Nearly a century later, African Americans volunteered to fight in the Civil War and aid in the successful effort to abolish slavery. Approximately 200,000 African Americans served the Union and distinguished themselves in combat, only to find themselves free from slavery yet still denied basic human rights.
With the onset of the First World War, African Americans volunteered in droves to fight for a country that still refused to treat them as equal citizens. This time, more than 350,000 joined the ranks of the US military, again distinguishing themselves in battle at places like the Meuse-Argonne and the Second Battle of the Marne. These veterans returned to a country that operated under Jim Crow laws, where a decorated Army sergeant could be attacked for riding a public streetcar in his uniform simply for being Black. This was the case with Sgt. Edgar Caldwell. Caldwell was subsequently arrested and executed for defending himself against his white attackers.
During World War II, African Americans once again volunteered to serve a country that denied them equality. This time, more than 1 million African Americans volunteered to fight overseas. Upon returning home, they found that despite their service they still were not allowed to use their veterans benefits to buy homes in white neighborhoods or attend white colleges. So African American veterans took matters into their own hands. These veterans spearheaded the Civil Rights movement, composing one-third of the movement’s leaders. It was during the Civil Rights movement that America became mired in Vietnam and again called upon those Americans, still not deemed worthy to share water fountains with white Americans, to fight and die in the name of freedom. It is there, in the killing fields of Vietnam, that Spike Lee initiates this hard-to-swallow retrospective.

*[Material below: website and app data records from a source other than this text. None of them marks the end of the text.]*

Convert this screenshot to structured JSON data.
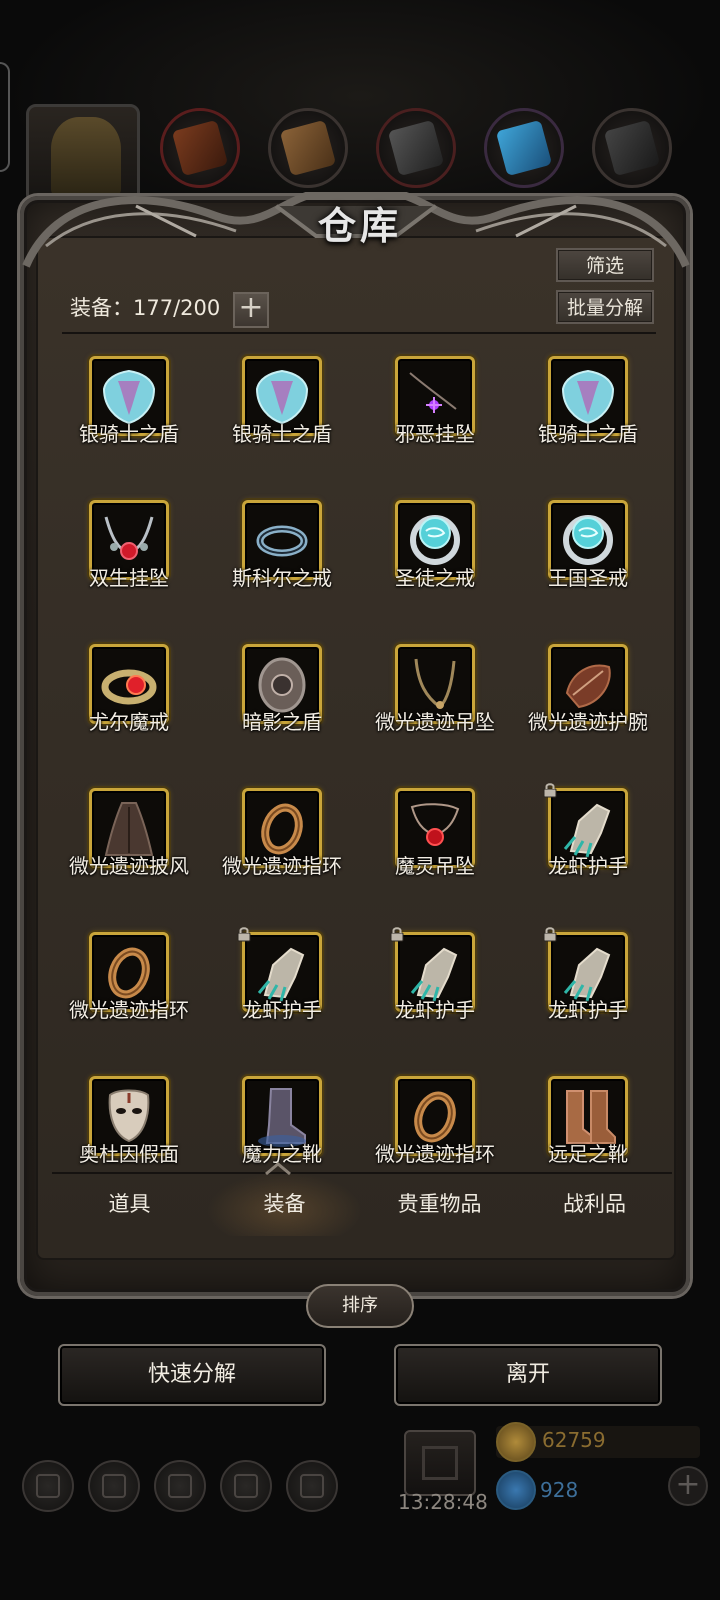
{
  "title": "仓库",
  "filter_label": "筛选",
  "batch_decompose_label": "批量分解",
  "capacity": {
    "label": "装备：177/200",
    "used": 177,
    "max": 200
  },
  "items": [
    {
      "name": "银骑士之盾",
      "icon": "silver-shield-icon",
      "locked": false
    },
    {
      "name": "银骑士之盾",
      "icon": "silver-shield-icon",
      "locked": false
    },
    {
      "name": "邪恶挂坠",
      "icon": "evil-pendant-icon",
      "locked": false
    },
    {
      "name": "银骑士之盾",
      "icon": "silver-shield-icon",
      "locked": false
    },
    {
      "name": "双生挂坠",
      "icon": "twin-pendant-icon",
      "locked": false
    },
    {
      "name": "斯科尔之戒",
      "icon": "ring-icon",
      "locked": false
    },
    {
      "name": "圣徒之戒",
      "icon": "saint-ring-icon",
      "locked": false
    },
    {
      "name": "王国圣戒",
      "icon": "saint-ring-icon",
      "locked": false
    },
    {
      "name": "尤尔魔戒",
      "icon": "ruby-ring-icon",
      "locked": false
    },
    {
      "name": "暗影之盾",
      "icon": "shadow-shield-icon",
      "locked": false
    },
    {
      "name": "微光遗迹吊坠",
      "icon": "necklace-icon",
      "locked": false
    },
    {
      "name": "微光遗迹护腕",
      "icon": "bracer-icon",
      "locked": false
    },
    {
      "name": "微光遗迹披风",
      "icon": "cloak-icon",
      "locked": false
    },
    {
      "name": "微光遗迹指环",
      "icon": "bronze-ring-icon",
      "locked": false
    },
    {
      "name": "魔灵吊坠",
      "icon": "demon-pendant-icon",
      "locked": false
    },
    {
      "name": "龙虾护手",
      "icon": "gauntlet-icon",
      "locked": true
    },
    {
      "name": "微光遗迹指环",
      "icon": "bronze-ring-icon",
      "locked": false
    },
    {
      "name": "龙虾护手",
      "icon": "gauntlet-icon",
      "locked": true
    },
    {
      "name": "龙虾护手",
      "icon": "gauntlet-icon",
      "locked": true
    },
    {
      "name": "龙虾护手",
      "icon": "gauntlet-icon",
      "locked": true
    },
    {
      "name": "奥杜因假面",
      "icon": "mask-icon",
      "locked": false
    },
    {
      "name": "魔力之靴",
      "icon": "blue-boots-icon",
      "locked": false
    },
    {
      "name": "微光遗迹指环",
      "icon": "bronze-ring-icon",
      "locked": false
    },
    {
      "name": "远足之靴",
      "icon": "boots-icon",
      "locked": false
    }
  ],
  "tabs": [
    {
      "label": "道具",
      "active": false
    },
    {
      "label": "装备",
      "active": true
    },
    {
      "label": "贵重物品",
      "active": false
    },
    {
      "label": "战利品",
      "active": false
    }
  ],
  "sort_label": "排序",
  "quick_decompose_label": "快速分解",
  "leave_label": "离开",
  "hud": {
    "time": "13:28:48",
    "gold": "62759",
    "gems": "928"
  },
  "colors": {
    "frame_gold": "#c9a53a",
    "panel": "#2e2821",
    "text": "#f2ede4"
  }
}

It is difficult to believe that despite this history of betrayal to African American veterans, figures like Muhammad Ali are still criticized for their reluctance to serve in Vietnam. Da 5 Bloods does not spell out exactly how things should or should not be remembered because history is never black and white. Rather, Lee addresses racism within military service with the tenderness of a bandage being ripped off an open wound. As an audience, and as Americans, we can’t ignore the tumultuous history our nation has of asking Black Americans to die in defense of America and what she stands for, only to then neglect those same veterans when they return home. Despite using Vietnam veterans as a place holder, the racial issues the film touches on go far beyond the war in Southeast Asia.
Even today, as we struggle to unite amid outcries for justice, we owe it to one another to understand our different histories. We don’t all come from the same backgrounds, and it is our duty to empathize with one another in order to understand conflicting points of anger. Da 5 Bloods is entertaining, but more importantly, it strives to explain why so many Americans feel tired of waiting for justice. The late poet Langston Hughes shed light on these same frustrations in 1949 with his poem Democracy:
“I tire so of hearing people say, / Let things take their course. / Tomorrow is another day. / I do not need my freedom when I’m dead. I cannot live on tomorrow’s bread.”
Stormin’ Norman articulates it more directly: “The USA owe us. We built this bitch.”